- **Data**:
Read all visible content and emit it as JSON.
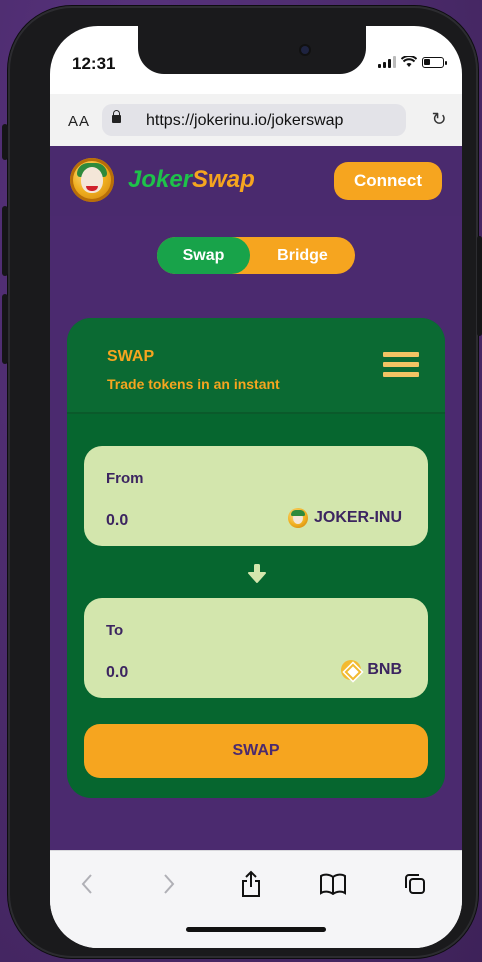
{
  "status_bar": {
    "time": "12:31"
  },
  "browser": {
    "text_size_label": "AA",
    "url": "https://jokerinu.io/jokerswap",
    "reload_icon": "reload-icon"
  },
  "header": {
    "brand_part1": "Joker",
    "brand_part2": "Swap",
    "connect_label": "Connect"
  },
  "mode_toggle": {
    "swap_label": "Swap",
    "bridge_label": "Bridge",
    "active": "Swap"
  },
  "swap_card": {
    "title": "SWAP",
    "subtitle": "Trade tokens in an instant",
    "from": {
      "label": "From",
      "amount": "0.0",
      "token": "JOKER-INU"
    },
    "to": {
      "label": "To",
      "amount": "0.0",
      "token": "BNB"
    },
    "swap_button_label": "SWAP"
  },
  "colors": {
    "purple": "#4b2a6f",
    "green": "#06662f",
    "orange": "#f6a51f",
    "field_bg": "#d3e6ad"
  },
  "toolbar": {
    "icons": [
      "back-icon",
      "forward-icon",
      "share-icon",
      "bookmarks-icon",
      "tabs-icon"
    ]
  }
}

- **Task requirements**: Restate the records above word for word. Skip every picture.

- **Solution**:
Read all visible content and emit it as JSON.
{
  "status_bar": {
    "time": "12:31"
  },
  "browser": {
    "text_size_label": "AA",
    "url": "https://jokerinu.io/jokerswap",
    "reload_icon": "reload-icon"
  },
  "header": {
    "brand_part1": "Joker",
    "brand_part2": "Swap",
    "connect_label": "Connect"
  },
  "mode_toggle": {
    "swap_label": "Swap",
    "bridge_label": "Bridge",
    "active": "Swap"
  },
  "swap_card": {
    "title": "SWAP",
    "subtitle": "Trade tokens in an instant",
    "from": {
      "label": "From",
      "amount": "0.0",
      "token": "JOKER-INU"
    },
    "to": {
      "label": "To",
      "amount": "0.0",
      "token": "BNB"
    },
    "swap_button_label": "SWAP"
  },
  "colors": {
    "purple": "#4b2a6f",
    "green": "#06662f",
    "orange": "#f6a51f",
    "field_bg": "#d3e6ad"
  },
  "toolbar": {
    "icons": [
      "back-icon",
      "forward-icon",
      "share-icon",
      "bookmarks-icon",
      "tabs-icon"
    ]
  }
}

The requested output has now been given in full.